Oral and maxillofacial surgery specializes in surgery of the face, mouth, and jaws. It is an internationally recognized surgical specialty. Oral Surgery is a separate recognized speciality confined to surgery within the mouth. An Oral and Maxilofacial Surgeon is a dentist who specializes in surgeries of face, mouth and jaw including surgical removal of wisdom tooth or any other tooth.
Restorative dentistry is the term dental professionals use to explain how they replace missing or damaged teeth. Fillings, crowns (“caps”), bridges and implants are common restorative options. The goal of restorative dentistry is to bring back your natural smile and function and prevent future oral health issues.

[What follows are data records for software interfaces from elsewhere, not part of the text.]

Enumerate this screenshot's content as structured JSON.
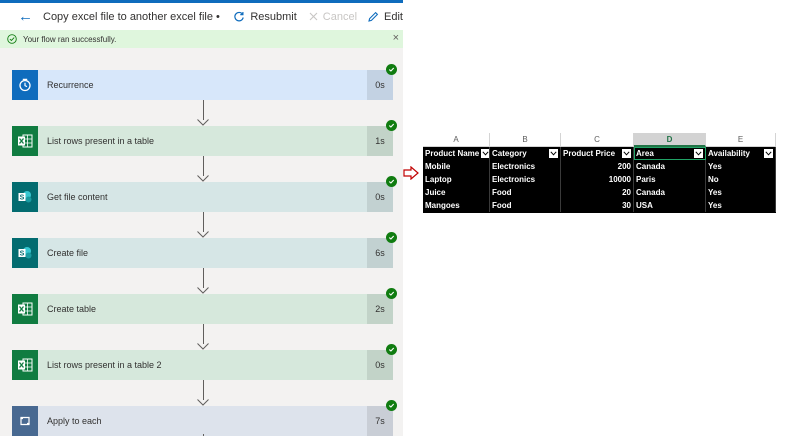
{
  "header": {
    "title": "Copy excel file to another excel file • Ran at...",
    "resubmit_label": "Resubmit",
    "cancel_label": "Cancel",
    "edit_label": "Edit"
  },
  "banner": {
    "message": "Your flow ran successfully."
  },
  "colors": {
    "accent": "#0f6cbd",
    "success": "#107c10",
    "banner_bg": "#dff6dd",
    "schedule_icon": "#0f6cbd",
    "excel_icon": "#107c41",
    "sharepoint_icon": "#036c70",
    "loop_icon": "#486991"
  },
  "steps": [
    {
      "label": "Recurrence",
      "duration": "0s",
      "icon": "clock-icon",
      "status": "succeeded"
    },
    {
      "label": "List rows present in a table",
      "duration": "1s",
      "icon": "excel-icon",
      "status": "succeeded"
    },
    {
      "label": "Get file content",
      "duration": "0s",
      "icon": "sharepoint-icon",
      "status": "succeeded"
    },
    {
      "label": "Create file",
      "duration": "6s",
      "icon": "sharepoint-icon",
      "status": "succeeded"
    },
    {
      "label": "Create table",
      "duration": "2s",
      "icon": "excel-icon",
      "status": "succeeded"
    },
    {
      "label": "List rows present in a table 2",
      "duration": "0s",
      "icon": "excel-icon",
      "status": "succeeded"
    },
    {
      "label": "Apply to each",
      "duration": "7s",
      "icon": "loop-icon",
      "status": "succeeded"
    }
  ],
  "spreadsheet": {
    "column_letters": [
      "A",
      "B",
      "C",
      "D",
      "E"
    ],
    "selected_column": "D",
    "headers": [
      "Product Name",
      "Category",
      "Product Price",
      "Area",
      "Availability"
    ],
    "rows": [
      [
        "Mobile",
        "Electronics",
        "200",
        "Canada",
        "Yes"
      ],
      [
        "Laptop",
        "Electronics",
        "10000",
        "Paris",
        "No"
      ],
      [
        "Juice",
        "Food",
        "20",
        "Canada",
        "Yes"
      ],
      [
        "Mangoes",
        "Food",
        "30",
        "USA",
        "Yes"
      ]
    ]
  }
}
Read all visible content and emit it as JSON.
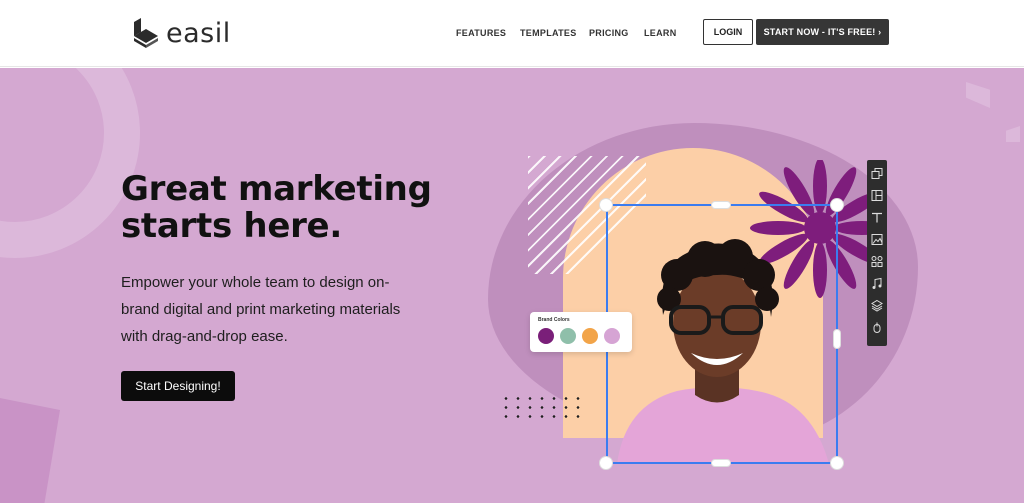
{
  "header": {
    "logo_text": "easil",
    "nav": [
      {
        "label": "FEATURES"
      },
      {
        "label": "TEMPLATES"
      },
      {
        "label": "PRICING"
      },
      {
        "label": "LEARN"
      }
    ],
    "login_label": "LOGIN",
    "start_label": "START NOW - IT'S FREE! ›"
  },
  "hero": {
    "headline_line1": "Great marketing",
    "headline_line2": "starts here.",
    "subtext": "Empower your whole team to design on-brand digital and print marketing materials with drag-and-drop ease.",
    "cta_label": "Start Designing!",
    "background_color": "#d4a8d1"
  },
  "brand_colors": {
    "title": "Brand Colors",
    "swatches": [
      "#7a1f79",
      "#8fbfaa",
      "#f2a449",
      "#d6a4d4"
    ]
  },
  "toolbar": {
    "icons": [
      "resize-icon",
      "layout-icon",
      "text-icon",
      "image-icon",
      "elements-icon",
      "music-icon",
      "layers-icon",
      "animation-icon"
    ]
  }
}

Orofacial pain is a general term covering any pain which is felt in the mouth, jaws and the face. Orofacial pain is a common symptom and there are many causes. After dental pain, the second most common cause of orofacial pain is temporomandibular joint dysfunction syndrome (TMD, pain-dysfunction syndrome).
Facial fractures are fractures (broken bones) of the face and mouth. They commonly include fractures of the nose (nasal), cheekbones (zygoma), surrounding of the eyes (orbit) and upper (maxilla) and lower (mandible) jaws.
Surgical extraction of impacted teeth is required when the tooth is not erupted in the oral cavity and is covered by soft tissue and/or bone. Extraction requires the cutting of tissue and bone. The most commonly affected teeth are third molars and maxillary canines, but impaction can occur with any teeth.
The cyst is removed through a small incision inside the mouth and the space that is left behind is cleaned out. If it is very large or has caused damage, the surgeon may also remove some teeth, roots and a section of jawbone.
Conventional braces work using individual brackets and archwires to move your teeth into position. Each bracket is fitted to the surface of your tooth and the archwire is slotted into these brackets.
A space maintainer is an appliance that is custom-made by a dentist or pedodontist in acrylic or metal material. It can be either removable or cemented in a child’s mouth. Its purpose is to keep the space open to allow the permanent tooth to erupt and come into place.
Dentists provide professional fluoride treatments in the form of a highly concentrated rinse, foam, gel, or varnish. The treatment may be applied with a swab, brush, tray, or mouthwash. These treatments have much more fluoride than what’s in your water or toothpaste. They only take a few minutes to apply. You may be asked to avoid eating or drinking for 30 minutes after the treatment so the fluoride can fully absorb.